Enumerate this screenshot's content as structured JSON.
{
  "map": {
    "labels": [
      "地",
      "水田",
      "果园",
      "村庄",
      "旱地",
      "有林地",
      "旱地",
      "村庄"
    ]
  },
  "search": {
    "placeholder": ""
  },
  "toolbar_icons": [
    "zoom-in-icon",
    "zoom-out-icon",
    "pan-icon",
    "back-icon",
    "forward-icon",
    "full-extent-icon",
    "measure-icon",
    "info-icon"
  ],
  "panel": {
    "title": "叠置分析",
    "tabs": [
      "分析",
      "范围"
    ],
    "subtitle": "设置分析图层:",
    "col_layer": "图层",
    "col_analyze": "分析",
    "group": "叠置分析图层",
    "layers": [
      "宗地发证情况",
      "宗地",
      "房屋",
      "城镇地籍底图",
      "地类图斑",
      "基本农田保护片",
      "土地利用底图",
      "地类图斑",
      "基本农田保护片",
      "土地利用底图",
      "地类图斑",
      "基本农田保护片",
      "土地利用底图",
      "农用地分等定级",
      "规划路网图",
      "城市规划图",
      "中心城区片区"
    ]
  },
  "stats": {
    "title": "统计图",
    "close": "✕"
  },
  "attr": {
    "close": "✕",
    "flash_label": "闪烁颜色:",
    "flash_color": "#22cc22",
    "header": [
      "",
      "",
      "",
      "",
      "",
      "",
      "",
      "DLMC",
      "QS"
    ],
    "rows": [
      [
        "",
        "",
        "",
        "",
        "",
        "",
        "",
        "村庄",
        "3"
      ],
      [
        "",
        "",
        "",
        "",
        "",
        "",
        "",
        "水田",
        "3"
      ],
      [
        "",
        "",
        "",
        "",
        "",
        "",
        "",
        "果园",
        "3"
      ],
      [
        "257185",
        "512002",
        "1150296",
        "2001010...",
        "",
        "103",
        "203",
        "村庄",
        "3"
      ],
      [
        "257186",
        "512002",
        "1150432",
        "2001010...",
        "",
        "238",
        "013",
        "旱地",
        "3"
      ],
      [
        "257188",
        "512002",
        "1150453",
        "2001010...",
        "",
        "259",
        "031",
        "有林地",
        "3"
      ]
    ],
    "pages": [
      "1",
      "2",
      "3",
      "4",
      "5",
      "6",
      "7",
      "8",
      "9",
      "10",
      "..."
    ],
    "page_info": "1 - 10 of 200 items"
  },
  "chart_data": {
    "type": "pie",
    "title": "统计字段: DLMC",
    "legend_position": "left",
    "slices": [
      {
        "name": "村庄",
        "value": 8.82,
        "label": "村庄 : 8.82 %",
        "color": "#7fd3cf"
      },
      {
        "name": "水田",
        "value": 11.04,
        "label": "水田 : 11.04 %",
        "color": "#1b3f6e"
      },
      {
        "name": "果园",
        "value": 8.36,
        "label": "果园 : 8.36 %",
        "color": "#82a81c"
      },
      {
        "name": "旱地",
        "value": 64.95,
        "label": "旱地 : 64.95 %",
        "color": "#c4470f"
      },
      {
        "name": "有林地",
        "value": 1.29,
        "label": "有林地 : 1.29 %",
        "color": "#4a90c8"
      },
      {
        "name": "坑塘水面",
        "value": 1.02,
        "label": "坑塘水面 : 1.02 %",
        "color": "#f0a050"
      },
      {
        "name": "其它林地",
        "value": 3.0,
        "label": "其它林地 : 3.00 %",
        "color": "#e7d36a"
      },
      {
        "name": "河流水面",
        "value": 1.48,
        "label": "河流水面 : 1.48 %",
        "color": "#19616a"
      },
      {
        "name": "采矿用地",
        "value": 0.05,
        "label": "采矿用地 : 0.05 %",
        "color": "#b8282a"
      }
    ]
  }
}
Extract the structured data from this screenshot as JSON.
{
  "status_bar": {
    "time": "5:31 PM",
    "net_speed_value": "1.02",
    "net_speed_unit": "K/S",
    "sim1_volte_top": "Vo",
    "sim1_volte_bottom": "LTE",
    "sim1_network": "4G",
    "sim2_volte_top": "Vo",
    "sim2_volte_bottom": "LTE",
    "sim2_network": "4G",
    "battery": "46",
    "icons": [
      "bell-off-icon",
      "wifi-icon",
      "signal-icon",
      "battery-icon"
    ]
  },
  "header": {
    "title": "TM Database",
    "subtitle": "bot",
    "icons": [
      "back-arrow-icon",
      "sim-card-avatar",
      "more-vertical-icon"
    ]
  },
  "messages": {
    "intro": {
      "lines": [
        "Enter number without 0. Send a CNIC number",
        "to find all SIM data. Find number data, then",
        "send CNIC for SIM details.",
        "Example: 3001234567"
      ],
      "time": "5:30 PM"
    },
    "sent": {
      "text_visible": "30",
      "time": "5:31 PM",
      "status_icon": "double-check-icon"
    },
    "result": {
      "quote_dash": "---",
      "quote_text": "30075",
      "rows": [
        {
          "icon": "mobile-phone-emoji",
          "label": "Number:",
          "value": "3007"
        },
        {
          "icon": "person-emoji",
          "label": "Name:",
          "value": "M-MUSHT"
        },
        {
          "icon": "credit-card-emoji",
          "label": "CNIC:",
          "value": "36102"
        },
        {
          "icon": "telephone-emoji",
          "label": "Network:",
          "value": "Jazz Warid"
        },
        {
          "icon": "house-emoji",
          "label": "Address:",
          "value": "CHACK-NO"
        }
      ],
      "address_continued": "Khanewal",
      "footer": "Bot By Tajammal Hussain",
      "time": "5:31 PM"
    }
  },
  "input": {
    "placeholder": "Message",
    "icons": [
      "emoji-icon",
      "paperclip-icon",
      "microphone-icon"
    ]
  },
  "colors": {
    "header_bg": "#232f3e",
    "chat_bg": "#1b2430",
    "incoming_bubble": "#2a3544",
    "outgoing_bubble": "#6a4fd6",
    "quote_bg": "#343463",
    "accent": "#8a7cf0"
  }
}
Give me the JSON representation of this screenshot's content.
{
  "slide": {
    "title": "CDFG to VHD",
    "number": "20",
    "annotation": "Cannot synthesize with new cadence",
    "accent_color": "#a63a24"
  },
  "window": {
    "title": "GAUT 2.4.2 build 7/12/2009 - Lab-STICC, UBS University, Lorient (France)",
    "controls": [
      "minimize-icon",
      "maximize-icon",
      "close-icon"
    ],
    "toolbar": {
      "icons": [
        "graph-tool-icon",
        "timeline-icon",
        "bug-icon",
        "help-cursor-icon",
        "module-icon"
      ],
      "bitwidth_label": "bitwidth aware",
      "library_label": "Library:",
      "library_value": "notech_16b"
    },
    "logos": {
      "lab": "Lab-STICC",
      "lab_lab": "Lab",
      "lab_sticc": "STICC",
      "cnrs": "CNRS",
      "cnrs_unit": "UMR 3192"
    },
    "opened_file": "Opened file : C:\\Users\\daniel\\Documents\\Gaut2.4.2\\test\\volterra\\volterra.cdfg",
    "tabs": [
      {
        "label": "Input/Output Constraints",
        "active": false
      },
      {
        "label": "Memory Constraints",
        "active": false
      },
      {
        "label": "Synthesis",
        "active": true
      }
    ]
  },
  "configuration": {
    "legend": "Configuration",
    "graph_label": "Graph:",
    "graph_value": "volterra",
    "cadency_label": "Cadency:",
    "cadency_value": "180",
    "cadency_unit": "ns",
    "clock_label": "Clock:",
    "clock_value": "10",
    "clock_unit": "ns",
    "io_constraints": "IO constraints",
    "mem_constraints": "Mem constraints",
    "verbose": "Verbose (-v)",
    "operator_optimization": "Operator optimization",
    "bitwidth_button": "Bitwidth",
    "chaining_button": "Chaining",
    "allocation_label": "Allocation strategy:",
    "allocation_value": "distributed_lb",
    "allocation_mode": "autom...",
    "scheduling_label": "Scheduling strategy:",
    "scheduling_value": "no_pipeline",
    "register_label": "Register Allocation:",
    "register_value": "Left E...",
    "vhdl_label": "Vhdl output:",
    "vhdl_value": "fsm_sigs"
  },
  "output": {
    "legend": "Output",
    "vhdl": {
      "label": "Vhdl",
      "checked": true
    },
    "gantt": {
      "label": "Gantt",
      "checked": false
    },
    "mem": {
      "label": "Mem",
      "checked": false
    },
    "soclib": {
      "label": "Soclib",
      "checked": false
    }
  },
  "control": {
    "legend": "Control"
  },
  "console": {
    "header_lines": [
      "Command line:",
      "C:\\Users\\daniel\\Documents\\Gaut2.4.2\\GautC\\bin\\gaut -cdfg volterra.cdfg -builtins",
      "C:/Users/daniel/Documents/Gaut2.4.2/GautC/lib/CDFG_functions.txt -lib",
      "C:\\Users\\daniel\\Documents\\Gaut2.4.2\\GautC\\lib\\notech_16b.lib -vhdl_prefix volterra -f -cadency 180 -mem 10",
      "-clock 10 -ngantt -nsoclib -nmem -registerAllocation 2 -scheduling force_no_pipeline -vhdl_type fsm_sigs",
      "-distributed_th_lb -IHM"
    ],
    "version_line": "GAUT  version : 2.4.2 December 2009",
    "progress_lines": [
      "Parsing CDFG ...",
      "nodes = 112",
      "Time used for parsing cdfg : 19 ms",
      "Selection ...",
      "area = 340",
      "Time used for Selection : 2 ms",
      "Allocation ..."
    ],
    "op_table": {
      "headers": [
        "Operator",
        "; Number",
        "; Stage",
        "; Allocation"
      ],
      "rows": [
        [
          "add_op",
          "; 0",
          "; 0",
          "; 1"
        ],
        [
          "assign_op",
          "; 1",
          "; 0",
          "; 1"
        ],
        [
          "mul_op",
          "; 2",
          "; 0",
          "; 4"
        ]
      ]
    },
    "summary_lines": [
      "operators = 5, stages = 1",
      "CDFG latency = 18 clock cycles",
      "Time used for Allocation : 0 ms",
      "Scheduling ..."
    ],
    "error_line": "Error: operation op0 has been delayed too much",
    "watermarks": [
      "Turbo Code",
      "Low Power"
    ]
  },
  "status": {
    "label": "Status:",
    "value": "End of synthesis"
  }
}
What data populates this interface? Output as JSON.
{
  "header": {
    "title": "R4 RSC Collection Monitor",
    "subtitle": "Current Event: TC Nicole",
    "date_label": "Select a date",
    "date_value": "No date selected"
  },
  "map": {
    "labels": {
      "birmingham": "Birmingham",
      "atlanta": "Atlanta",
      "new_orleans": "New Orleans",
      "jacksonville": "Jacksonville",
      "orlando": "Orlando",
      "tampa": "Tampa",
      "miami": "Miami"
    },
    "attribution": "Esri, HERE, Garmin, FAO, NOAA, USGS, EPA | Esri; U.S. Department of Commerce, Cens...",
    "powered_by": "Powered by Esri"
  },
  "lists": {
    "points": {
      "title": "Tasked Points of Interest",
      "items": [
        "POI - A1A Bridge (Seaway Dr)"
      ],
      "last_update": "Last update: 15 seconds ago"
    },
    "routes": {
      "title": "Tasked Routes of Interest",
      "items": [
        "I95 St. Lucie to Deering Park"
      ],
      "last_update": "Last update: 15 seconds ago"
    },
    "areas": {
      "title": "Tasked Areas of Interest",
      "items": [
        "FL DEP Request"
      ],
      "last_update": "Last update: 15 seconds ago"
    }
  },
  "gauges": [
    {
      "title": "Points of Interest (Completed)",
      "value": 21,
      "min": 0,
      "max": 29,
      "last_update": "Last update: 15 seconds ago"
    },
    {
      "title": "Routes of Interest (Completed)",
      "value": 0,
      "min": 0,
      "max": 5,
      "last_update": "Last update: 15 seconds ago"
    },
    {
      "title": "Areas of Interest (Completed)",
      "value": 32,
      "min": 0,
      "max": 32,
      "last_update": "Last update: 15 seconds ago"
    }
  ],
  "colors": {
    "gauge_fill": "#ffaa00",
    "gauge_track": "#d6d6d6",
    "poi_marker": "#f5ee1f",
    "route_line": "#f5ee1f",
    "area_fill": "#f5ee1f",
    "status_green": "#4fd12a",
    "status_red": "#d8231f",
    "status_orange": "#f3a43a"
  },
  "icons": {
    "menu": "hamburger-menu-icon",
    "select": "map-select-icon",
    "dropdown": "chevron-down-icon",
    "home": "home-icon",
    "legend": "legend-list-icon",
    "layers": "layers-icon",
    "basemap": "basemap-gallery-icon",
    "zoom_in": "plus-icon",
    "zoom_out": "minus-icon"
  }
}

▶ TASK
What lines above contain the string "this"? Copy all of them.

▶ WRITTEN SOLUTION
Enumerate this screenshot's content as structured JSON.
Extract the structured data from this screenshot as JSON.
Give me the JSON representation of this screenshot's content.
What data populates this interface? Output as JSON.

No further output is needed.